Page and application data records:
'''

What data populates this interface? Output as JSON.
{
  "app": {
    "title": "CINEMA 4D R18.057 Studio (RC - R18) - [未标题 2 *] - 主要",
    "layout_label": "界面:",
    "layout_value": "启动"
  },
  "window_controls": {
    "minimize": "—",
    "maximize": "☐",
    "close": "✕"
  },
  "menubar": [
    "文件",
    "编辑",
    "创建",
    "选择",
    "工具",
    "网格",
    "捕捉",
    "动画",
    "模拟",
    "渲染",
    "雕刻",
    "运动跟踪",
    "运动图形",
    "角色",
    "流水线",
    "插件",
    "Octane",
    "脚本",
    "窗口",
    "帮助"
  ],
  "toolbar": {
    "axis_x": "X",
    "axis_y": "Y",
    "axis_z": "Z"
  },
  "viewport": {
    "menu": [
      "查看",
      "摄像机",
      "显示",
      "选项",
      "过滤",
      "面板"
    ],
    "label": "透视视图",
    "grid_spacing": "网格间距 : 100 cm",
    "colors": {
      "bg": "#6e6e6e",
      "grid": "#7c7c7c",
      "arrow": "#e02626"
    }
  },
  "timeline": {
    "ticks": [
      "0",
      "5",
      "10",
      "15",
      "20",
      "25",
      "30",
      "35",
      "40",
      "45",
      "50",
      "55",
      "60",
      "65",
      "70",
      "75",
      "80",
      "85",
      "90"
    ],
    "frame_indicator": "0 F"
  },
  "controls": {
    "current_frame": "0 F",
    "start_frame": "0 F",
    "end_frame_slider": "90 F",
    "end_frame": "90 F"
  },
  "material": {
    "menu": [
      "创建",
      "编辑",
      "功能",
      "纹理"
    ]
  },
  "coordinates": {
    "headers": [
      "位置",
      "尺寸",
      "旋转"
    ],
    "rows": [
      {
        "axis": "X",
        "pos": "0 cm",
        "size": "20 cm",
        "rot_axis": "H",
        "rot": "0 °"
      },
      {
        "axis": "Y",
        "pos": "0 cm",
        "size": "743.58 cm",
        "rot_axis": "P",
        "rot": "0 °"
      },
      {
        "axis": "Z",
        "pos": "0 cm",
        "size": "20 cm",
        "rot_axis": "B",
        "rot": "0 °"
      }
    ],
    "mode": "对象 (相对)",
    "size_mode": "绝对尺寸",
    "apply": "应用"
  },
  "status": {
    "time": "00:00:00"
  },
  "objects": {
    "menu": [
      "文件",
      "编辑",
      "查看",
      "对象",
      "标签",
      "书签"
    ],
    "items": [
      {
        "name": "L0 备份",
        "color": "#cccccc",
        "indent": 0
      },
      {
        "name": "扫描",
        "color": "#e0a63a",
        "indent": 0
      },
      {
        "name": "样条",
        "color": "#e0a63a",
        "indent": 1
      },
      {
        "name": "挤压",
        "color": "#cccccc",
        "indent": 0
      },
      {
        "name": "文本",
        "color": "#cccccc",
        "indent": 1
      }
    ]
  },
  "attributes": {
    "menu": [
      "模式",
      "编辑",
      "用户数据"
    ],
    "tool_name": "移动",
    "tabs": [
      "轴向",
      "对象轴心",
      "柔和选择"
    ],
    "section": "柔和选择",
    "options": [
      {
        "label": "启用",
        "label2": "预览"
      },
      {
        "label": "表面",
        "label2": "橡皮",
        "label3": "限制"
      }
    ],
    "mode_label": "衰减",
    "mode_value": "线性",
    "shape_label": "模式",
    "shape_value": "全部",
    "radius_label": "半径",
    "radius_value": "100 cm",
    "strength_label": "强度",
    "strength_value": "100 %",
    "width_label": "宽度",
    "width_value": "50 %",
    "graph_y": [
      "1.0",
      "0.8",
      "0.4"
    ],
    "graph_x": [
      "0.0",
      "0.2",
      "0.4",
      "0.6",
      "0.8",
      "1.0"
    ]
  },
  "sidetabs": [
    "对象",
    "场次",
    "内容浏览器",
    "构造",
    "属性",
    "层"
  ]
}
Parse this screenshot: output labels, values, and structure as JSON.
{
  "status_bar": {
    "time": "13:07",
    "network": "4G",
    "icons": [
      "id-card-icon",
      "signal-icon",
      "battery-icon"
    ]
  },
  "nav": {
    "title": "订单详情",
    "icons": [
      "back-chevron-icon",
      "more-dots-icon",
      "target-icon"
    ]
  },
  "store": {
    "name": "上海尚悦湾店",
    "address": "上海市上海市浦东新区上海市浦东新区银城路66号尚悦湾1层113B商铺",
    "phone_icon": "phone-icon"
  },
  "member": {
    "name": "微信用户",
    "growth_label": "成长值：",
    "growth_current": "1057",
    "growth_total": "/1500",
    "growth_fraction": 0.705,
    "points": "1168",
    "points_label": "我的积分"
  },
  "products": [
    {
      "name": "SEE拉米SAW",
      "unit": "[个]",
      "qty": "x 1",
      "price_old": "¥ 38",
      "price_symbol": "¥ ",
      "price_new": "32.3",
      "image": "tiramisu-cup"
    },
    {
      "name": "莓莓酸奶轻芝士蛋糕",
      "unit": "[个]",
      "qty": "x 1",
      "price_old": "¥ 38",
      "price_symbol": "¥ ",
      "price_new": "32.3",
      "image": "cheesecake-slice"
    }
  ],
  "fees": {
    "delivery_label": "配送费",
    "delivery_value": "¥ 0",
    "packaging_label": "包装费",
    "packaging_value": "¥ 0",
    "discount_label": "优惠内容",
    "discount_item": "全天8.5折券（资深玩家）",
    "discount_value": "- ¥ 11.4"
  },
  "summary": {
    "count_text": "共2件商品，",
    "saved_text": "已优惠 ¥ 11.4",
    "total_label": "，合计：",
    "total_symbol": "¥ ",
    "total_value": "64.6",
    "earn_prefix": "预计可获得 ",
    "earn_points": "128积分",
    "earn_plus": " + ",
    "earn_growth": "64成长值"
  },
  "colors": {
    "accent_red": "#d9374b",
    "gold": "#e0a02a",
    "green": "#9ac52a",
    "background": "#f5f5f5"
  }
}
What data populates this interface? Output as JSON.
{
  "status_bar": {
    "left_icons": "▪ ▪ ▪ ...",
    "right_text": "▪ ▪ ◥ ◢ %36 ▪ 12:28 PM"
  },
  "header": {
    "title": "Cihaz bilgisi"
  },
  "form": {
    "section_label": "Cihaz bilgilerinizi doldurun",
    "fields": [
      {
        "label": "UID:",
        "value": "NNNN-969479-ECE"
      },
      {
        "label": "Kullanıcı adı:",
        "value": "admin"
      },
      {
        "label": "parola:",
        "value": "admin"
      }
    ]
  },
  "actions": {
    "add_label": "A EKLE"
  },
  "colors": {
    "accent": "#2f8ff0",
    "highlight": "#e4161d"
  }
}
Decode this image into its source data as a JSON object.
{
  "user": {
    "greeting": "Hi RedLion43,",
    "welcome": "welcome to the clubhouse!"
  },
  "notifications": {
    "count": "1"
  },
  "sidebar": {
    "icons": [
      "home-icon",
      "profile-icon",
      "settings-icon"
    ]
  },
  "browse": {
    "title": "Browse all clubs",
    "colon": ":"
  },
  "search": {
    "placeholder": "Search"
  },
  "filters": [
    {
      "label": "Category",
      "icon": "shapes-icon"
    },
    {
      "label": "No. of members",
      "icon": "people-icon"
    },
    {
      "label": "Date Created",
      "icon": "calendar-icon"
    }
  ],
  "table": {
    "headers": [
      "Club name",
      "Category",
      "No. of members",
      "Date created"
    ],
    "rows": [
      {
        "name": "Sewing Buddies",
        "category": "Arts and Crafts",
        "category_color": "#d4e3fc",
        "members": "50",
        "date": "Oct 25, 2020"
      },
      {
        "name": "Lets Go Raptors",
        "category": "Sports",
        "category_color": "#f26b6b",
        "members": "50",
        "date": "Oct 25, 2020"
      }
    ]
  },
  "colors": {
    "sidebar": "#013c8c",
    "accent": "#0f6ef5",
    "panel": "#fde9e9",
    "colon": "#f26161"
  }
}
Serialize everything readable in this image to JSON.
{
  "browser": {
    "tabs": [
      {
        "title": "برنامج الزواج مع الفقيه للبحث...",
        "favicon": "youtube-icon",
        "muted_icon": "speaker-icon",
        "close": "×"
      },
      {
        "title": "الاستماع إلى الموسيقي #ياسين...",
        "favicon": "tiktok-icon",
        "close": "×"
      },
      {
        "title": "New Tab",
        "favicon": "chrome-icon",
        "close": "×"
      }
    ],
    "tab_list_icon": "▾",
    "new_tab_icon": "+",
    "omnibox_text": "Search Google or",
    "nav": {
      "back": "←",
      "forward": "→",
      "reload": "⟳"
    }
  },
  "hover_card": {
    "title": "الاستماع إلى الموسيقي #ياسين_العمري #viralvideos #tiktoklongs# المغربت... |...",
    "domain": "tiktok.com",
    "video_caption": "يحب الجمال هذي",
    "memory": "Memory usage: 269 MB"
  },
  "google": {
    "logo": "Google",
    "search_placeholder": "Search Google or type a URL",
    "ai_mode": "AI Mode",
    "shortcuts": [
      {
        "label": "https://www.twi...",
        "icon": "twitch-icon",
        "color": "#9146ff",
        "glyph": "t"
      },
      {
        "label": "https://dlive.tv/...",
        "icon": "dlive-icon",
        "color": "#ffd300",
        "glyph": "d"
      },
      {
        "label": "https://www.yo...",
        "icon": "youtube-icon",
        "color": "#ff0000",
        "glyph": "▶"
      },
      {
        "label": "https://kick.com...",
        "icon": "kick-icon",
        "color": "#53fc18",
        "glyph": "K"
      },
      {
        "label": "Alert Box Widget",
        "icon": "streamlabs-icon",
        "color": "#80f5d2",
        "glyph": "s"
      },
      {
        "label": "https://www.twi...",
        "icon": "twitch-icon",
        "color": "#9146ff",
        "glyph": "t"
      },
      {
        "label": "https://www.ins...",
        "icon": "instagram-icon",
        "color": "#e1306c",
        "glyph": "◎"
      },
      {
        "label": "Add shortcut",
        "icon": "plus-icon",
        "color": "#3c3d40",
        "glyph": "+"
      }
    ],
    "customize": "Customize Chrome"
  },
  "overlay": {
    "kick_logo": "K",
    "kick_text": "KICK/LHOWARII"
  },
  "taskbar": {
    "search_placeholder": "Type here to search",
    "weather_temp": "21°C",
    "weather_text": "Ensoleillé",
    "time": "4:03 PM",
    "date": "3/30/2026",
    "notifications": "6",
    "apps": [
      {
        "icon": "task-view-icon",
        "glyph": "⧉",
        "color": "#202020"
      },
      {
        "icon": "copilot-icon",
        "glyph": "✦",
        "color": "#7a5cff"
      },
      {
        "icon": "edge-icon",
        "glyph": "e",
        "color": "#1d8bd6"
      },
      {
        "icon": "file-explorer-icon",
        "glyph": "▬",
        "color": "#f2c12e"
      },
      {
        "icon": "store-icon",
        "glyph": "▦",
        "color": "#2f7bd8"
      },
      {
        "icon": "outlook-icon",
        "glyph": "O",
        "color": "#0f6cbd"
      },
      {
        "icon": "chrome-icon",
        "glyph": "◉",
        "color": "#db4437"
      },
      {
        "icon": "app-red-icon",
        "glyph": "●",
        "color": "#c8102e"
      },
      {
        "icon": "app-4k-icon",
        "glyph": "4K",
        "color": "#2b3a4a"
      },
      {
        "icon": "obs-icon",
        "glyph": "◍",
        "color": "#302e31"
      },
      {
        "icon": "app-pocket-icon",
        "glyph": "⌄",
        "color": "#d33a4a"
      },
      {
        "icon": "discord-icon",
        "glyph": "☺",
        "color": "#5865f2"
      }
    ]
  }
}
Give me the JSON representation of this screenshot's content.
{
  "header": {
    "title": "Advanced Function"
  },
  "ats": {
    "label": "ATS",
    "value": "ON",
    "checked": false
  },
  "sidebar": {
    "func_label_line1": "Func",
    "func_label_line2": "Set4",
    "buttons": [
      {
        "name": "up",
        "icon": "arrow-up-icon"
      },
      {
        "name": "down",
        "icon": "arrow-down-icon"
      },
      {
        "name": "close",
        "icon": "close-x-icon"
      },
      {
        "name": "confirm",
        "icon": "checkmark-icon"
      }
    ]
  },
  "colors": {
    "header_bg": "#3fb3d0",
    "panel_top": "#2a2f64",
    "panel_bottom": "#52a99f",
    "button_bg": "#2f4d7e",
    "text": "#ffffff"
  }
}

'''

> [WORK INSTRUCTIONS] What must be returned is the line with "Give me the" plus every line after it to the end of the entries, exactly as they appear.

> [RESPONSE BELOW]
Give me the JSON representation of this screenshot's content.
{
  "header": {
    "title": "Advanced Function"
  },
  "ats": {
    "label": "ATS",
    "value": "ON",
    "checked": false
  },
  "sidebar": {
    "func_label_line1": "Func",
    "func_label_line2": "Set4",
    "buttons": [
      {
        "name": "up",
        "icon": "arrow-up-icon"
      },
      {
        "name": "down",
        "icon": "arrow-down-icon"
      },
      {
        "name": "close",
        "icon": "close-x-icon"
      },
      {
        "name": "confirm",
        "icon": "checkmark-icon"
      }
    ]
  },
  "colors": {
    "header_bg": "#3fb3d0",
    "panel_top": "#2a2f64",
    "panel_bottom": "#52a99f",
    "button_bg": "#2f4d7e",
    "text": "#ffffff"
  }
}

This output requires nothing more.